OK, this is going to start out as another post about something related to Twitter. Bear with me and it will go beyond Twitter. I promise.
Recently I tested out tweetclouds, a web-based tool that allows anyone who uses Twitter to get a “cloud” of the words and phrases they most often use when tweeting. I discovered that my tweets often include the phrase really interesting and the words gr8, yay (in a variety of forms), and think.
Yesterday was the ceremony at Eye4You Alliance for the Tech Virtual Museum. We announced the winners of the best TSL Exhibit’ and we also reminded teens that there is still time to produce a video clip to submit to Museum for the June Exhibition in real life. I decided to take part in making a video to submit. I decided to do something different and use snapshots instead of using video.
A few days earlier I discovered the site Animoto where you upload your images to the site or you can download them from your flickr, facebook, myspace account as well as many more socal networking sites. (They offer a free plan with a limit of 30 seconds video or a paid plan for $3.00 USD per video or $30.00 USD a year for umlimted time.) You then sort the images in the order you want them. Once you have sorted them all out you can go ahead and add some free music available on the Animoto site,’ or if you have your own you can upload that.
Once you’ve added your music you give it a title and a description and Animoto does all the animating for you. Once its renderd you will be able to download the video in .mp4 format for you to upload to other sites and share. You can see my first video I made at http://eye4youalliance.youthtech.info/?p=646

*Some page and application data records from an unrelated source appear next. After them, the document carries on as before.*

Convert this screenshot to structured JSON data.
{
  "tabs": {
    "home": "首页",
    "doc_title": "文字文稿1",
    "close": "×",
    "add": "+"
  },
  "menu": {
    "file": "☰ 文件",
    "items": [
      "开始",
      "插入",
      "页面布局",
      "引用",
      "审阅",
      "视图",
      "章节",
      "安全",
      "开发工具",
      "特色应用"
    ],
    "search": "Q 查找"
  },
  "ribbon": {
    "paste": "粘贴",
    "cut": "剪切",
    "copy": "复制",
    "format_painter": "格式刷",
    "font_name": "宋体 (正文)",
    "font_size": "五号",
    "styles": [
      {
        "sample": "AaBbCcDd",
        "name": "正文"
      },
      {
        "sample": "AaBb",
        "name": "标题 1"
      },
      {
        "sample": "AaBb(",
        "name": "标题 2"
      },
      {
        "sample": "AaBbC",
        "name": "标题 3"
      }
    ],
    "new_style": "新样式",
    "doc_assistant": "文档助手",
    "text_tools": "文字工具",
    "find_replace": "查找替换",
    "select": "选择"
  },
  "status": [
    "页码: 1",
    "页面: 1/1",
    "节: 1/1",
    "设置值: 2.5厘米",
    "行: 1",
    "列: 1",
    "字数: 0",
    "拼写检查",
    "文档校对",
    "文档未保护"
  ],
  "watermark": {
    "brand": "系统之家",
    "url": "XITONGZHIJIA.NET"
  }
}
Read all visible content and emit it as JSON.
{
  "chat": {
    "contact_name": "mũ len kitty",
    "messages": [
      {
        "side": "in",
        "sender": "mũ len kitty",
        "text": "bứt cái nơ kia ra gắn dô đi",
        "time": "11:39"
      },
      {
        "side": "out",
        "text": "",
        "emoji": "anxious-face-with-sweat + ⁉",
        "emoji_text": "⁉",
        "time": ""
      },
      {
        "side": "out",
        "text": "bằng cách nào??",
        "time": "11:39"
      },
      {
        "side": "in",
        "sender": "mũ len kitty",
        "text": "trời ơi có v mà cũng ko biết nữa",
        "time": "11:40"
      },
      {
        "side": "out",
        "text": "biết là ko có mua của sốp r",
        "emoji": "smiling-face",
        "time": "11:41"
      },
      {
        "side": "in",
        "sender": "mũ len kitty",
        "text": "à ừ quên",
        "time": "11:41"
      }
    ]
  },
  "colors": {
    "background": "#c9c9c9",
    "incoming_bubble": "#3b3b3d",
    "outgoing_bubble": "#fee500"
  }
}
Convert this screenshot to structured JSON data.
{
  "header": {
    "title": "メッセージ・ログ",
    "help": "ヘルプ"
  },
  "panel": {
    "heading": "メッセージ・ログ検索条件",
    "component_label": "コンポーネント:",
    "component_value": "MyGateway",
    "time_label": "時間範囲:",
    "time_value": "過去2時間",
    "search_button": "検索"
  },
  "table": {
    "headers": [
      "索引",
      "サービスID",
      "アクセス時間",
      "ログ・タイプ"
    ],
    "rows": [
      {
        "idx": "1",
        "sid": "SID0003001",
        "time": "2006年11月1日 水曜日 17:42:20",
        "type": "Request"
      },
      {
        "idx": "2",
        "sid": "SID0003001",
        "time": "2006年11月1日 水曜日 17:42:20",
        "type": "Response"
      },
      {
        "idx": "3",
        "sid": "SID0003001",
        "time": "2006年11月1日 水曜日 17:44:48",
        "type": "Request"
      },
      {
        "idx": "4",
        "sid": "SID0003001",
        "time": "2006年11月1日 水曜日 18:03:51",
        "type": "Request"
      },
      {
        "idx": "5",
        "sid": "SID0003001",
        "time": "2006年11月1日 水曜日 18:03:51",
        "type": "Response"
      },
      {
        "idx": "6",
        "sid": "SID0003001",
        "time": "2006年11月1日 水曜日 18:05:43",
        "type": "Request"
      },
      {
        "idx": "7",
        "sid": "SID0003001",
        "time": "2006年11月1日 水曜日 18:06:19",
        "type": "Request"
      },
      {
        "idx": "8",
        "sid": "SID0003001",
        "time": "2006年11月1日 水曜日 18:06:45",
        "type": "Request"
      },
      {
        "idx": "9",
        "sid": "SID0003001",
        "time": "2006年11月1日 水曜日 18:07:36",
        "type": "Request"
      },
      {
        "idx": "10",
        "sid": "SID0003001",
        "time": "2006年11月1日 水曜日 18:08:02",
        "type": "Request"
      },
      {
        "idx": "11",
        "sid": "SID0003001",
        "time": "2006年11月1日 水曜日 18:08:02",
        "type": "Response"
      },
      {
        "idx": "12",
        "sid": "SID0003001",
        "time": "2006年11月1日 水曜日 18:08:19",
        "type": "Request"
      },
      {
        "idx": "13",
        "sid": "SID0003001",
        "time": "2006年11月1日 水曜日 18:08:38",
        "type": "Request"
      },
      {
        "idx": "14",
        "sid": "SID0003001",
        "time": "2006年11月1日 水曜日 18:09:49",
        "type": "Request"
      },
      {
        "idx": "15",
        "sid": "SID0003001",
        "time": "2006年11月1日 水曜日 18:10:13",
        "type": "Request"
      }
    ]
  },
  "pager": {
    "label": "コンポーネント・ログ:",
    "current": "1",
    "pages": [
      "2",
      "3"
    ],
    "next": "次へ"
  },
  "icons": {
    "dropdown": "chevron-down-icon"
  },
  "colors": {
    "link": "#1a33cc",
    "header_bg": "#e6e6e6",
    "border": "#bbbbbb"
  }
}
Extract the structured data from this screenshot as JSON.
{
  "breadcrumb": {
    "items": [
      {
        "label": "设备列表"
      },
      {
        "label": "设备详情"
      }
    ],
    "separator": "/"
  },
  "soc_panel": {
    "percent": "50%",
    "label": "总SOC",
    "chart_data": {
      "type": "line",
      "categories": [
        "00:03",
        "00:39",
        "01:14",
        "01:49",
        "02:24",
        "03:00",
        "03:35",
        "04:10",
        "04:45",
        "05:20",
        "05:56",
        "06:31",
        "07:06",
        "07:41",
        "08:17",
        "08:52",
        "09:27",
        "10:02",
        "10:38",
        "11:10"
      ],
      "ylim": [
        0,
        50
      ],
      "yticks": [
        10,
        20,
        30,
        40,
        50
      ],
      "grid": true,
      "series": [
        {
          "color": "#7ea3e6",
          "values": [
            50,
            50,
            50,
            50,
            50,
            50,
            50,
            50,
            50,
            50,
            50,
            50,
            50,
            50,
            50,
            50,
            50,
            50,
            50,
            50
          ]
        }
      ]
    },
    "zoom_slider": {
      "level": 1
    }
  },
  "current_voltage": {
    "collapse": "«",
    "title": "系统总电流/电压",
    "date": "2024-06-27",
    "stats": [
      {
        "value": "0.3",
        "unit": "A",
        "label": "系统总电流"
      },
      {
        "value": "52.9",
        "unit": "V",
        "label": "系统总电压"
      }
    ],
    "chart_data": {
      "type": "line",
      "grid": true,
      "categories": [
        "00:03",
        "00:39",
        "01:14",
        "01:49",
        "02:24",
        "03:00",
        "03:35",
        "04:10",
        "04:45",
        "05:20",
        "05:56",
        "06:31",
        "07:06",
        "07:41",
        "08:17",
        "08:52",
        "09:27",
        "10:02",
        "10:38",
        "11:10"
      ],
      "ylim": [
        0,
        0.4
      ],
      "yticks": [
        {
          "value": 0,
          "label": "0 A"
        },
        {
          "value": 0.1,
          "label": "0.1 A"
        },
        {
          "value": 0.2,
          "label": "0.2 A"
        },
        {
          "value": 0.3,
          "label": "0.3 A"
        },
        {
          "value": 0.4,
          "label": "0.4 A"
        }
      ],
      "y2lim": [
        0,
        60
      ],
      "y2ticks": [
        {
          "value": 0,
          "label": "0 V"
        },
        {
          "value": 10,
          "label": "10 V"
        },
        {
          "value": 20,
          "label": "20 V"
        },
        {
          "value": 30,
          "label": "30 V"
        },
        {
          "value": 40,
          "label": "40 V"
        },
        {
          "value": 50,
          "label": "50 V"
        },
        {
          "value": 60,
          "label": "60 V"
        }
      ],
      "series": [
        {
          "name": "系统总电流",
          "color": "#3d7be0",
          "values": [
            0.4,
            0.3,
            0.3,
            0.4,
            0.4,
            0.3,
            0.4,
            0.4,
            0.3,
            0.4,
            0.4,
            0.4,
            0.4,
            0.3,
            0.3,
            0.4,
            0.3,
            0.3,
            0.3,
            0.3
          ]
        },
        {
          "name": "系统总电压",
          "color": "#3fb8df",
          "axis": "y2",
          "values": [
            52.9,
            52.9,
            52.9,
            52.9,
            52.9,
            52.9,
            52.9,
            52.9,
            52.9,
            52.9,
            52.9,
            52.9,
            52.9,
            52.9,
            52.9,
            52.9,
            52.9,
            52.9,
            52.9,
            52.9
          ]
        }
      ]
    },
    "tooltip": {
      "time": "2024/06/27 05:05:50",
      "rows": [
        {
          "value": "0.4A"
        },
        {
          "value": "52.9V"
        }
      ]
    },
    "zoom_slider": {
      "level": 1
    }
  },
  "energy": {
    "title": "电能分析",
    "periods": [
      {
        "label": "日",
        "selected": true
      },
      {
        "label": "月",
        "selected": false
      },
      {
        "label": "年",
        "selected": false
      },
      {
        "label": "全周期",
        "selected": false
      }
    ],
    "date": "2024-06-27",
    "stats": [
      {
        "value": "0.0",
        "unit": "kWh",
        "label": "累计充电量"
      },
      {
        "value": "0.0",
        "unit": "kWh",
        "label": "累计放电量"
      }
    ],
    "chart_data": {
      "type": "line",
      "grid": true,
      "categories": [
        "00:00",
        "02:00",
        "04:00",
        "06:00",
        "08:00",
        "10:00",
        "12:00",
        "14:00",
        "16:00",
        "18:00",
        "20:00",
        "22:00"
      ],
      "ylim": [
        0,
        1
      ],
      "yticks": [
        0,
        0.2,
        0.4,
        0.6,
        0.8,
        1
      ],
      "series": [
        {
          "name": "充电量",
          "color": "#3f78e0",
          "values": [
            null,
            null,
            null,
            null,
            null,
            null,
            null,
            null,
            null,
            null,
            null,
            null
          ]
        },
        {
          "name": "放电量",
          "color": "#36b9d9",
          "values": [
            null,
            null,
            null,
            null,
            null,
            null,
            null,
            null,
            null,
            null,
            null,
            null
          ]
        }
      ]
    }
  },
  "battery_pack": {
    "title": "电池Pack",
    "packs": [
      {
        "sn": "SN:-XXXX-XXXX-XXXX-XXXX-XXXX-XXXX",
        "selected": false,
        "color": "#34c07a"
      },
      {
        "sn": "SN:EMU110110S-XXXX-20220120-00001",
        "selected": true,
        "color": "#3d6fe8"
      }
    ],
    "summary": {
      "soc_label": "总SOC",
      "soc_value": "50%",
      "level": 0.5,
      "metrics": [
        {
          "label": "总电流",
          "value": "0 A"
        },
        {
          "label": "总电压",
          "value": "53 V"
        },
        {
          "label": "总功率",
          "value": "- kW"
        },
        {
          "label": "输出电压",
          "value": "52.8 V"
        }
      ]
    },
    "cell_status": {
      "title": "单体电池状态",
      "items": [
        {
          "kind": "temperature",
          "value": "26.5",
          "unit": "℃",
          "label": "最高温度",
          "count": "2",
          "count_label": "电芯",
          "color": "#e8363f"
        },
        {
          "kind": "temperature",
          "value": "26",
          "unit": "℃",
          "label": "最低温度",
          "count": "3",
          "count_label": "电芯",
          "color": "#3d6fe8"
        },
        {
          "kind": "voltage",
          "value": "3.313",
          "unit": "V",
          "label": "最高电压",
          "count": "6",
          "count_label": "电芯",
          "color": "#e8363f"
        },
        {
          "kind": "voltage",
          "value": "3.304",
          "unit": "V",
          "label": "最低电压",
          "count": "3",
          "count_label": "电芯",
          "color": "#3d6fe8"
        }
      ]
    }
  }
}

Well, Its been a while since myself or Kelly Czarnecki blogged for YALSA about Eye4You Alliance. Over the last few weeks, Teen Second Life Resident Bubby Boucher has been hosting short interviews with Zombie Pye the FurNation Teen Grid (TG) founder and other TG Residents. Eye4You Alliance provides the land to The Epic Report and helps with the publishing. The shows where filmed and edited by the Teen Second Life Approved Adult and Eye4You Alliance educator Majenna Jewel. We have three episodes online and are waiting to do more. The shows are around 3-5 minutes long and are available on Blip.tv and iTunes.
The Amazing Audiobook committee is still getting into the swing of things. I have just received our very first Listening Library box and the audiobooks are amazing. We got A Sweet Far Thing by Libba Bray and Runemarks by Joanne Harris, two fantasy titles I have wanted to read. A Sweet Far Thing is book three in the series by Libba Bray and series titles are sometimes a quandary for us. I haven’t read or listened to A Great and Terrible Beauty or Rebel Angels, can I just jump in on the third title in a series? This is one of the many questions we have to ask ourselves with every title we listen too. Look for nominations soon from this excellent batch of titles.
This year we have already nominated more titles than at the same time last year. We also already got one field nomination. We really appreciate those, because we can’t catch everything that is put out. I strongly encourage anyone who listens to something spectacular to do a field nomination.